By 1961, boys no longer took female parts as 35 young women took their place with 41 boys from Del to make up the cast of Carousel. That year, the leads accompanied Brother Walter to the backstage of the O’Keefe Centre (now the Sony Centre for the Performing Arts) to meet the composer, Richard Rodgers, who was in Toronto on a promotional tour.

Following the departure of Brother Walter, Del began a 19-year period (1969-1987) in which not only a musical, but also a drama was staged almost every year. The success over so many years of top-rated productions is certainly due to the dedicated directors of musical and dramatic productions, choreographers, set designers, and costume and make-up artists who volunteered countless hours of their time and shared their passion for the performing arts with the boys and girls who took to the stage.

During the 1980’s and early 1990’s, Theatre De La Salle thrived under the direction of Ben Cekuta. Memorable productions of West Side Story (1980), Jesus Christ Superstar (1983) and Man of La Mancha (1985) cemented Del productions among Toronto’s finest. The school flood of 1989 damaged the auditorium so badly that the theatre was closed for three years. It wasn’t until 1993 that the theatre reopened its doors and the stage was put to use again.
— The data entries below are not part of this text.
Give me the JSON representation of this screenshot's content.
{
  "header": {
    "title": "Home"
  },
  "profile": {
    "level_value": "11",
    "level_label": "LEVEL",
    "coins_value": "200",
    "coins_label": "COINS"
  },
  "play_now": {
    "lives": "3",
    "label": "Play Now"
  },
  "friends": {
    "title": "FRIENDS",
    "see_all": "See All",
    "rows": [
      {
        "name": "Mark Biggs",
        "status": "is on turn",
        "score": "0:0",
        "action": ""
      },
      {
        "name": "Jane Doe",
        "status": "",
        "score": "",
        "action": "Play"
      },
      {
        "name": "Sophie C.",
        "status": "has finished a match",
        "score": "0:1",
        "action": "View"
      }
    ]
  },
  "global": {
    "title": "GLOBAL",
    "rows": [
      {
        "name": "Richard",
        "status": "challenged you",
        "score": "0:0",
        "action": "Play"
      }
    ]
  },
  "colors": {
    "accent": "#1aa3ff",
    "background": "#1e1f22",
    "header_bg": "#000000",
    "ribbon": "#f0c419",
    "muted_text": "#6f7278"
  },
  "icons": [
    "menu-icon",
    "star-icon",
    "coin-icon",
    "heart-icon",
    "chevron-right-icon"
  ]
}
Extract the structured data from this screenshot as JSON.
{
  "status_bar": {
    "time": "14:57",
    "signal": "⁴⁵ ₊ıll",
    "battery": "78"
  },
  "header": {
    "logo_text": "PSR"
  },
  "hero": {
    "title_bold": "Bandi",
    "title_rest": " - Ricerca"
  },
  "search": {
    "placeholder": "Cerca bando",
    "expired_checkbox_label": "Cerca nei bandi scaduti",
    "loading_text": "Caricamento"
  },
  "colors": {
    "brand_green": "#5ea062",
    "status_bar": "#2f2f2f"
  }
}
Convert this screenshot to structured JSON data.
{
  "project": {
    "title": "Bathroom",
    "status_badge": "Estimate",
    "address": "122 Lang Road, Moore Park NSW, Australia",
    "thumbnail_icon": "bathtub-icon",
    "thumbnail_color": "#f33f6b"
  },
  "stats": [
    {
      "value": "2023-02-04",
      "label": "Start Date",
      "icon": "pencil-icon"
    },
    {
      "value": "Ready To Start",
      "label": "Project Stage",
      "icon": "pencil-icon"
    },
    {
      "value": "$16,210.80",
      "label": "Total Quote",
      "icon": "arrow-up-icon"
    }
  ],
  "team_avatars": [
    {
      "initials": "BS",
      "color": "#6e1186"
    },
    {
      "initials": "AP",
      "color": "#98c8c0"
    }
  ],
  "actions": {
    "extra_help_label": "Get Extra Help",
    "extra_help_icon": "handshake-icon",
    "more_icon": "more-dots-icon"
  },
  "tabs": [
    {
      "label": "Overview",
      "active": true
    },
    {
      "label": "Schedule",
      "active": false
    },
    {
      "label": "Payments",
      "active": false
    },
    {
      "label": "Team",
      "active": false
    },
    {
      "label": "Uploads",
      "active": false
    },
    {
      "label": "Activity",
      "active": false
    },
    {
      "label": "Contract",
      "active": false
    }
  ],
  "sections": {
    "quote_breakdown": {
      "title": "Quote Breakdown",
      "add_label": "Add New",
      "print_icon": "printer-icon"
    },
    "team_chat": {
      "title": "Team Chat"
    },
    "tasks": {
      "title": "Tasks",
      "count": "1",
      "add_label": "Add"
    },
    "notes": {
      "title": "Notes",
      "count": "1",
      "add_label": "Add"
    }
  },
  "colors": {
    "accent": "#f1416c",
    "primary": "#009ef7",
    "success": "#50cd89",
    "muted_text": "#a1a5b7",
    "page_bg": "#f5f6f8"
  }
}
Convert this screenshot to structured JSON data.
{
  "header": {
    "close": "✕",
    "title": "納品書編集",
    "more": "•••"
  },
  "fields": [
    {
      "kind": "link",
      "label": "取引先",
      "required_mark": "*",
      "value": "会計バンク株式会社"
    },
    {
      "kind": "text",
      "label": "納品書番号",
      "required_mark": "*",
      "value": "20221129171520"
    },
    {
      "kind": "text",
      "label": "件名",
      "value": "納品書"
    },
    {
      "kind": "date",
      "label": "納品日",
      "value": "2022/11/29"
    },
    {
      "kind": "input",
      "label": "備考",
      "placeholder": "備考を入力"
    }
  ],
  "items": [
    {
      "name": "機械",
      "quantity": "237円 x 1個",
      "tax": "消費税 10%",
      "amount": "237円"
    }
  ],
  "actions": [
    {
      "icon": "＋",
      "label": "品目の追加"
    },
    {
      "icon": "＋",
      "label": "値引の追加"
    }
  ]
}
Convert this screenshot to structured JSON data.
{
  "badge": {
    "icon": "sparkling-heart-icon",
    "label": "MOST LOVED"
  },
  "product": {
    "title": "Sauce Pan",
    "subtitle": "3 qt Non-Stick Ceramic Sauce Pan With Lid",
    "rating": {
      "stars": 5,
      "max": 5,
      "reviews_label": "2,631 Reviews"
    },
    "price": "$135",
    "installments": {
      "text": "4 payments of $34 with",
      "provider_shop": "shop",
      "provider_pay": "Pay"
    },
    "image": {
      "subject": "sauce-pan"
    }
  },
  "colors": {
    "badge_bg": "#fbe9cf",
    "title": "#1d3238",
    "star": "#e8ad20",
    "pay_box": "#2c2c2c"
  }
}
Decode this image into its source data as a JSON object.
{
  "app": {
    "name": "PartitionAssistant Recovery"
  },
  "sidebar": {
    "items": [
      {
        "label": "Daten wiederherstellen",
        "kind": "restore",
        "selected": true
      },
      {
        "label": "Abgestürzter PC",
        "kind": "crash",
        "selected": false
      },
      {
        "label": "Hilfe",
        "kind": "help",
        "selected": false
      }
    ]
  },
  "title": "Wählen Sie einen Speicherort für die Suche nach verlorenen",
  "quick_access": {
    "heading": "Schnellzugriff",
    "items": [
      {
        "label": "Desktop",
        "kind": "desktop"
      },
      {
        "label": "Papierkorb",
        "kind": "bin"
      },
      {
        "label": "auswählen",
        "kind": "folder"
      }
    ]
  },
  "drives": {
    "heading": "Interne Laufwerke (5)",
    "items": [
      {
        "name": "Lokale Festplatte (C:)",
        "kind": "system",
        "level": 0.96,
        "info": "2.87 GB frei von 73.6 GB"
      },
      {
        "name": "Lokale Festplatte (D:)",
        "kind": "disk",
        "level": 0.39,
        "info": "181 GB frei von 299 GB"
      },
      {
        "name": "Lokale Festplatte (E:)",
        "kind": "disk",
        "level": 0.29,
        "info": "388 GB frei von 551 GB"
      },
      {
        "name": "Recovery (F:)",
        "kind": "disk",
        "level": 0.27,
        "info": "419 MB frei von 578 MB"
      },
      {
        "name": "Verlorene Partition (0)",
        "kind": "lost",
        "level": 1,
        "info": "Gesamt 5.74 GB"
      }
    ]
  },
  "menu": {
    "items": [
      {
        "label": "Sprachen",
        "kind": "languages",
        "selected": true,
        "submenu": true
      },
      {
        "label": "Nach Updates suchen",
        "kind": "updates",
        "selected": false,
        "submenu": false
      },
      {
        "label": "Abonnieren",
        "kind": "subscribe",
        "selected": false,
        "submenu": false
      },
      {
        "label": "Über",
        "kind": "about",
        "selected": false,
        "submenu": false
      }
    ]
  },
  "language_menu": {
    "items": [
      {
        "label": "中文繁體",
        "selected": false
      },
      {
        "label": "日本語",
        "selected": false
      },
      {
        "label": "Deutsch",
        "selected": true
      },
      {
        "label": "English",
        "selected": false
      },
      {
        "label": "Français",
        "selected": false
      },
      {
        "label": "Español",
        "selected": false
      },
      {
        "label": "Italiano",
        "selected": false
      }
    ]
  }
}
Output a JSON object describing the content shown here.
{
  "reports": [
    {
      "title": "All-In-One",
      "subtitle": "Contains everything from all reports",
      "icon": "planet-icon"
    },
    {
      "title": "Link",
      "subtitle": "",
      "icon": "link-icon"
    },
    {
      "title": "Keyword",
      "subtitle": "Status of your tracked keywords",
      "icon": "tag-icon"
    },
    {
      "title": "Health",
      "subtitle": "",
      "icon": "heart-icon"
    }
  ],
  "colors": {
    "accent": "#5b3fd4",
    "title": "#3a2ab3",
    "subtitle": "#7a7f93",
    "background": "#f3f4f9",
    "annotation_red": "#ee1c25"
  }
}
Del’s theatrical tradition has been continued by the private school which opened in 1994. In 1998, DELTA (Del Theatre Arts) was established and gave students the opportunity to take a leadership role in the theatre production process. Student directors Luke Arnott and Robert Kim went on to direct some of the private school’s more memorable productions, including Little Shop of Horrors (1999) and Twelve Angry Men (2002). Classically-trained drama teacher Glenn Cherny directed several dramas, including The Importance of Being Earnest (2006) and Pygmalion (2008).

In 2010, Del alumnus Michael Luchka (Class of ’93) revived the original Theatre De La Salle which saw its final curtain come down in 1993. With unprecedented support from the Administration, Parents Association, and Del Alumni, Theatre De La Salle launched a new era with Andrew Lloyd Webber and Tim Rice’s Joseph and the Amazing Technicolor Dreamcoat (2012) and continues to showcase the many talents of the school’s students and staff. The Theatre relies on creative fundraising initiatives, advertisers, and dinner theatre and V.I.P. sponsorship packages to raise the funds for its lavish productions. A Theatre tradition established by the creative team is to invite a cast member from the previous year’s production to join a current staff member in making a cameo appearance in a current production. Del and Theatre DLS alumnus, Jerry McGroarty and his wife, Marlene MacDonald, who also appeared in several Theatre De La Salle productions in the 70’s and 80’s, have assisted behind the scenes with set and costume design with each of the five most recent productions. Their son, Johnny, also an 'Oaklands' grad and Theatre DLS alum, has assisted as musical director.

Drama and Musical Productions at De La Salle College "Oaklands"